Hard work has always defined our nation, fueling our rise as a global economic superpower. The American workforce used to be synonymous with American greatness.
But our workforce was devasted in 2020, when even the casual observer came to understand that the federal government couldn’t pay people to stay idle and out of work forever.
So why are Democrats in Congress so eager to repeat the one of the most glaring pandemic-era policy blunders?
With a breathtaking disregard for lessons learned, Senators John Fetterman (D-Penn.), Elizabeth Warren (D-Mass.), Bernie Sanders (I-Vt.), and others are seeking to expand state-run unemployment insurance programs, transitioning them into something more closely resembling a federally mandated universal basic income scheme than an emergency safety net program.
Their new plan would replace up to 100% of workers’ wages for more than a year. That’s not insurance — that’s a new entitlement paid for by the employers taxed to fund the program.
Senate Bill 3140, the Unemployment Insurance Modernization and Recession Readiness Act, could be forgiven as merely naïve if it hadn’t arrived so soon after pandemic policies cost taxpayers billions of dollars and encouraged millions of able-bodied Americans to exit the workforce even as employers struggled to find workers.
With the COVID experience so recent, the senators’ plan is a deliberate attempt to sabotage the moral and economic dignity afforded by a job. It represents a final neutralizing of the once-great American work ethic and, with it, the civic virtues of independence, individual responsibility, and self-government.
It’s clear that big-government types like Sanders and Warren find work antithetical to their aims of cradle-to-grave dependency. They’ve been trying to mainstream socialism for decades. Now they’ve turned their sights on the worker safety net program as a vehicle to destroy work itself.
Unemployment insurance has always been about providing limited, temporary assistance to workers who lose a job through no fault of their own. Funded by employer taxes, the largely state-run program has served as a rapid on-ramp to the workforce, ensuring the unemployed have some immediate support as they look for their next job.
The arrangement has worked well, allowing states to devise innovations that result in higher rates of re-employment, shorter periods of unemployment, and lower taxes on employers. But all of that would change under this new proposal.
In place of state innovation would come federal standardization — and not in a good way, either.
In 2020, Democrats pushed successfully for an expansion of unemployment benefits as part of federal pandemic relief spending. Stopping just short of a federal takeover of the unemployment program, Congress increased weekly benefit levels up to $600 per week above existing limits, expanded benefits to individuals whose employers (if they had one) did not pay into the program, and paid benefits for more than a year and a half.
The results were disastrous.
Billions of additional dollars flooding the system became a magnet for fraudsters. The Department of Labor’s inspector general estimates at least $35 billion in unemployment benefits was lost to fraud. State programs took a hit as well, losing more than $12 billion to fraudulent and ineligible claims.
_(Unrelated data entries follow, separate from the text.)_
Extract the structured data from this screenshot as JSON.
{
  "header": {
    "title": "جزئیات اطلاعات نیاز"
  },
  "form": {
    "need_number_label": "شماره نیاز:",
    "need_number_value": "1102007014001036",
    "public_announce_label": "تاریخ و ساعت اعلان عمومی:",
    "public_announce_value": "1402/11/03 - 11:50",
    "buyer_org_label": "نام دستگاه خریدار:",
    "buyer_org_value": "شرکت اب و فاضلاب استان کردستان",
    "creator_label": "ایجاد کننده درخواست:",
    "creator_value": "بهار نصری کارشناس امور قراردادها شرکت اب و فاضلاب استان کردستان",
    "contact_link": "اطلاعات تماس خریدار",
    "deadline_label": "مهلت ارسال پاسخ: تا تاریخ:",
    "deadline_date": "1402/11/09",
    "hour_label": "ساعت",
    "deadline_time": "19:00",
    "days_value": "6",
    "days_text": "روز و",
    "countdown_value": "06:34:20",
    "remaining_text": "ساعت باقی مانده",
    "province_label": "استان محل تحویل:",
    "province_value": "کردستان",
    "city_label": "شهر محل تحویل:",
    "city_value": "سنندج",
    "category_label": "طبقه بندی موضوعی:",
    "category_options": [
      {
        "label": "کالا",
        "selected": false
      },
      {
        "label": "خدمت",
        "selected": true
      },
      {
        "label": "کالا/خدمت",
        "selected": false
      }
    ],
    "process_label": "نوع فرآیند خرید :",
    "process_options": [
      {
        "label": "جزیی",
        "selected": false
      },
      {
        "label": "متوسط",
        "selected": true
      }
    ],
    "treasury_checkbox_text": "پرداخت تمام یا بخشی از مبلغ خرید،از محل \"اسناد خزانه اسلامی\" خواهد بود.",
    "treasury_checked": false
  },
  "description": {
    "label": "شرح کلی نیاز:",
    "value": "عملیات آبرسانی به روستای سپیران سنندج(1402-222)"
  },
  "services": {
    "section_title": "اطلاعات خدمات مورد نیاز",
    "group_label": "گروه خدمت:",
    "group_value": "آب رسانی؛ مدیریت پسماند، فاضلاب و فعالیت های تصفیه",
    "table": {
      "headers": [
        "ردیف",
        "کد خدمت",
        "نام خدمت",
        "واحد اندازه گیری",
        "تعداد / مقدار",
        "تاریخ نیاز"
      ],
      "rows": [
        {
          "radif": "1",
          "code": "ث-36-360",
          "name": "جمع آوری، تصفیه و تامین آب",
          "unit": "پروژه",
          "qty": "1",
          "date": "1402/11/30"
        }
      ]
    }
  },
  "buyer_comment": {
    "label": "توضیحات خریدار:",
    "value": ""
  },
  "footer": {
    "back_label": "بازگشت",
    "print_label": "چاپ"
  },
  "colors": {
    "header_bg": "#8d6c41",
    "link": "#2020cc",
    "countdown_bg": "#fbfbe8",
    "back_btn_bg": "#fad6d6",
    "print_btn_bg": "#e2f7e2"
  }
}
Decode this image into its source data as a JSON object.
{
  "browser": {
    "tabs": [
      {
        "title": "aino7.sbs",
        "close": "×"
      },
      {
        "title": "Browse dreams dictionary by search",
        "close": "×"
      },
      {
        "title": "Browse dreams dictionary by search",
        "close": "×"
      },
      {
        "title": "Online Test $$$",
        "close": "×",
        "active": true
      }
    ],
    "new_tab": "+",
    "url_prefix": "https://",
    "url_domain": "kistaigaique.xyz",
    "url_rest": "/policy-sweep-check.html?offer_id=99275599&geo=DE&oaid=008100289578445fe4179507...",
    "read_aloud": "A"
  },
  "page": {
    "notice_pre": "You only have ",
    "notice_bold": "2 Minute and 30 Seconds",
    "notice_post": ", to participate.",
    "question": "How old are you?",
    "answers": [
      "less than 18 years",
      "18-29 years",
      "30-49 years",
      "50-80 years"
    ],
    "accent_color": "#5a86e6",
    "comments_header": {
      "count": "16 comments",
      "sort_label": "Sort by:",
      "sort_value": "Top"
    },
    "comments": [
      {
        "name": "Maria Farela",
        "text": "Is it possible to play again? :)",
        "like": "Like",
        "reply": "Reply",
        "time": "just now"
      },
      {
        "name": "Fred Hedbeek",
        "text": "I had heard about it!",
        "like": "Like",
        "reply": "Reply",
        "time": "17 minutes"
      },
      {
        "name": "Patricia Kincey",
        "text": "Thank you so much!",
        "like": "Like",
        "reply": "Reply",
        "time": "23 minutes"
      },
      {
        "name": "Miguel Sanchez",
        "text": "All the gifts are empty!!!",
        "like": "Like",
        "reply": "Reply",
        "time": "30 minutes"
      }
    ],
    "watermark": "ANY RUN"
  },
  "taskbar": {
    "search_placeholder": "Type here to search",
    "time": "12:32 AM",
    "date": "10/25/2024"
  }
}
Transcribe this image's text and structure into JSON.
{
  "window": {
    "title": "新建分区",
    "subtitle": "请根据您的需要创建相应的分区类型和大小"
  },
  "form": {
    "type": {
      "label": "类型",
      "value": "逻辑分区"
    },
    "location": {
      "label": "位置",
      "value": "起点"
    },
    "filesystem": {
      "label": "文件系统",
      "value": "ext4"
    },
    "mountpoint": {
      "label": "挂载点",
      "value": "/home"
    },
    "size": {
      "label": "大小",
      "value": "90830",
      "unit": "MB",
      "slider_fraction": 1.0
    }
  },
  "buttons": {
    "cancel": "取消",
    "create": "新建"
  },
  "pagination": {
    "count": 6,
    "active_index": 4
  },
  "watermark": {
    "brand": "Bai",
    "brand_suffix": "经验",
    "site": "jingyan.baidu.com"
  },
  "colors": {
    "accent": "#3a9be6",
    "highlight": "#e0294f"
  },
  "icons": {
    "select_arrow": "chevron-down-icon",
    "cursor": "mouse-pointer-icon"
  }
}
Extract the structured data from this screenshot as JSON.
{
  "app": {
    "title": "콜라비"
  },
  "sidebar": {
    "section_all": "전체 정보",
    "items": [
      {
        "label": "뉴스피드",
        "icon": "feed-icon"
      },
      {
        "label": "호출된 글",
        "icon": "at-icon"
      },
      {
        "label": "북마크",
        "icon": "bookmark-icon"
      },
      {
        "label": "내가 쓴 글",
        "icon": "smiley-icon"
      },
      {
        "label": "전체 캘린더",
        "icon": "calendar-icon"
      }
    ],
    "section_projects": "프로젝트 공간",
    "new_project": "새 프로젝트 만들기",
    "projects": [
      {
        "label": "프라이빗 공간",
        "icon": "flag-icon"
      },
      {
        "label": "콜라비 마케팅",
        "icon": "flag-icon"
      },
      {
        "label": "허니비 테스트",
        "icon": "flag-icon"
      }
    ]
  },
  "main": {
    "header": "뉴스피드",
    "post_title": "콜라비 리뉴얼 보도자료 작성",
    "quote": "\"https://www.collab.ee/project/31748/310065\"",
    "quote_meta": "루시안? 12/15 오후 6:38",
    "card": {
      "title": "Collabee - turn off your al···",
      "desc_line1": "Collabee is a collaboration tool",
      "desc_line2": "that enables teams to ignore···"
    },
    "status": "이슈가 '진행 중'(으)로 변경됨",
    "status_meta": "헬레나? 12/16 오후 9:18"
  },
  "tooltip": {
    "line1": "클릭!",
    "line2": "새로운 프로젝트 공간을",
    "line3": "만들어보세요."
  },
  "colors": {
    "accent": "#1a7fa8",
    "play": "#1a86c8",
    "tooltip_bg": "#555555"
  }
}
Perhaps worst of all, the fact that an unemployment claimant could replace most — if not all — of his income by remaining unemployed slowed the pace of the post-pandemic recovery. While tens of millions of hardworking Americans returned to work as quickly as possible, millions of others stayed on unemployment. It wasn’t until a year after the federal benefit expansion ended that U.S. employment returned to its pre-pandemic level.
So what do Democrats want to do now? Their new bill would force states to pay unemployment claims for up to six months and make an additional federally funded year of benefits available after that. Those benefits would be expensive, replacing 75% of a worker’s salary at minimum. But under certain circumstances, a worker could receive up to 100% of his former wages.
And, naturally, labor unions and nongovernmental organizations are thrilled at the prospect of compelling employers to pay striking workers — an idea so ludicrous that even California Governor Gavin Newsom vetoed a similar proposal in the Golden State.
Substituting government dependency for the dignity and upward mobility work provides is not a formula for American prosperity and success. For American greatness to endure, let’s hope Congress never takes this plan seriously.